Send to

Choose Destination
See comment in PubMed Commons below
Waste Manag Res. 2001 Aug;19(4):308-13.

Nuisance flies around a landfill: patterns of abundance and distribution.

Author information

ADAS, Woodthorne, Wolverhampton.


Some members of the public living near landfills perceive the sites as a source of nuisance flies and their associated diseases. Both these factors contribute to frequent complaints to Environmental Health Officers about landfill operations. Fly monitoring using sticky targets was done at a working landfill site in the West Midlands in order to identify the key species of flies present at the site, and to establish whether these flies were similar to those occurring in the surrounding area. Targets were positioned in concentric rings, radiating away from the working face into the surrounding residential area. The abundance of the flies, both in and around the landfill site was monitored over a 6-week period commencing 16 August 1999. The key families of flies present on targets on the landfill site were Muscidae, principally Musca domestica L. (common house fly), Calliphoridae, (primarily 'blue' and 'green' bottles), and Sarcophagidae (flesh flies). In contrast, the families of flies found on targets immediately outside the working landfill site and in the nearby surrounding area, were largely vegetation-feeding or parasitic flies, together with other non-fly insects. The overall abundance of all flies increased significantly during the monitoring period.

[Indexed for MEDLINE]
PubMed Commons home

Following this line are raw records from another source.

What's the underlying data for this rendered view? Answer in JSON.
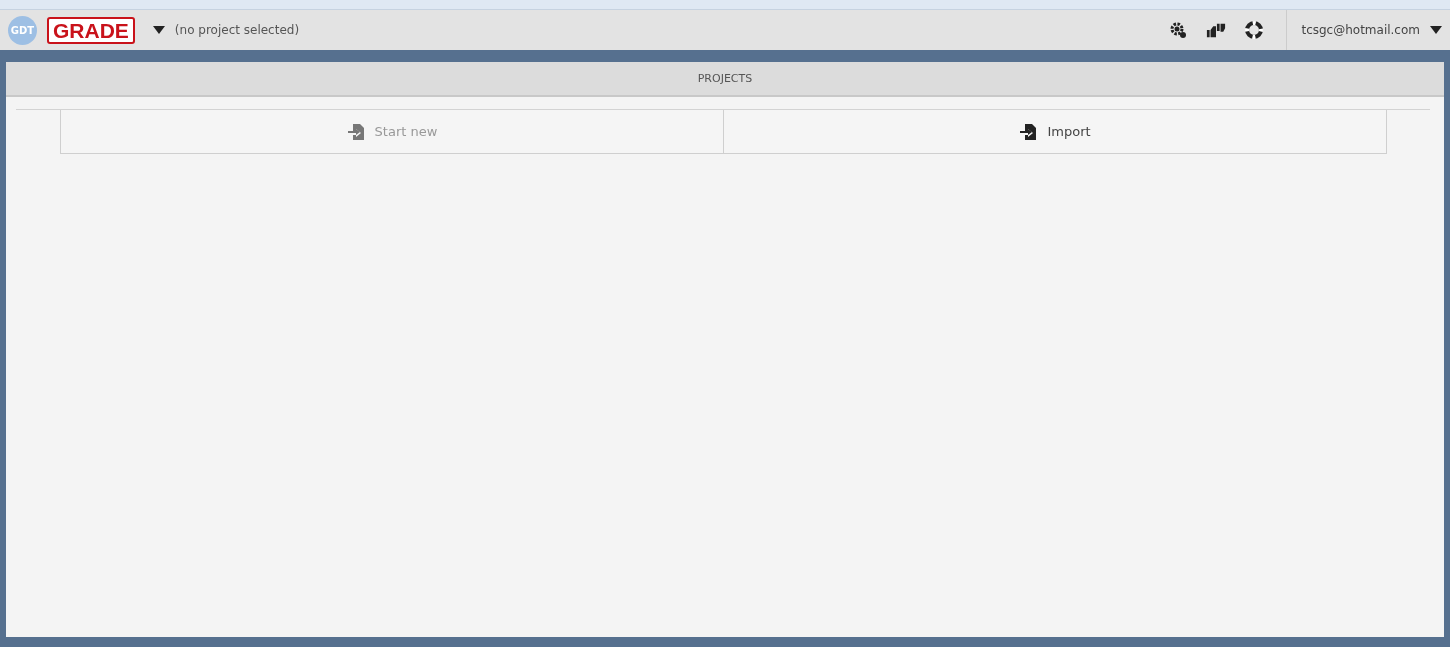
{
  "header": {
    "logo_badge": "GDT",
    "logo_text": "GRADE",
    "project": "(no project selected)",
    "user": "tcsgc@hotmail.com"
  },
  "panel": {
    "title": "PROJECTS",
    "actions": [
      {
        "label": "Start new",
        "disabled": true
      },
      {
        "label": "Import",
        "disabled": false
      }
    ]
  }
}
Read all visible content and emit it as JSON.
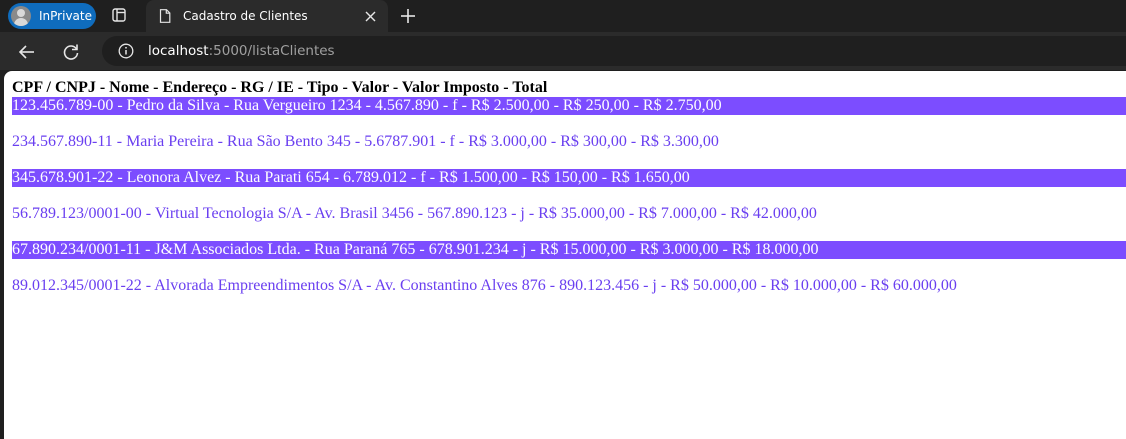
{
  "browser": {
    "inprivate_label": "InPrivate",
    "tab_title": "Cadastro de Clientes",
    "url_host": "localhost",
    "url_rest": ":5000/listaClientes"
  },
  "page": {
    "header": "CPF / CNPJ - Nome - Endereço - RG / IE - Tipo - Valor - Valor Imposto - Total",
    "rows": [
      "123.456.789-00 - Pedro da Silva - Rua Vergueiro 1234 - 4.567.890 - f - R$ 2.500,00 - R$ 250,00 - R$ 2.750,00",
      "234.567.890-11 - Maria Pereira - Rua São Bento 345 - 5.6787.901 - f - R$ 3.000,00 - R$ 300,00 - R$ 3.300,00",
      "345.678.901-22 - Leonora Alvez - Rua Parati 654 - 6.789.012 - f - R$ 1.500,00 - R$ 150,00 - R$ 1.650,00",
      "56.789.123/0001-00 - Virtual Tecnologia S/A - Av. Brasil 3456 - 567.890.123 - j - R$ 35.000,00 - R$ 7.000,00 - R$ 42.000,00",
      "67.890.234/0001-11 - J&M Associados Ltda. - Rua Paraná 765 - 678.901.234 - j - R$ 15.000,00 - R$ 3.000,00 - R$ 18.000,00",
      "89.012.345/0001-22 - Alvorada Empreendimentos S/A - Av. Constantino Alves 876 - 890.123.456 - j - R$ 50.000,00 - R$ 10.000,00 - R$ 60.000,00"
    ]
  },
  "colors": {
    "highlight_row_bg": "#7c4dff",
    "highlight_row_text": "#ffffff",
    "plain_row_text": "#6a3ff0",
    "inprivate_badge": "#0f6cbd"
  },
  "icons": {
    "profile": "avatar-icon",
    "tab_actions": "tab-actions-icon",
    "page": "page-icon",
    "close": "close-icon",
    "new_tab": "plus-icon",
    "back": "back-arrow-icon",
    "reload": "reload-icon",
    "site_info": "info-icon"
  }
}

PubMed Commons


    Supplemental Content

    Full text links

    Icon for Atypon
    Loading ...
    Support Center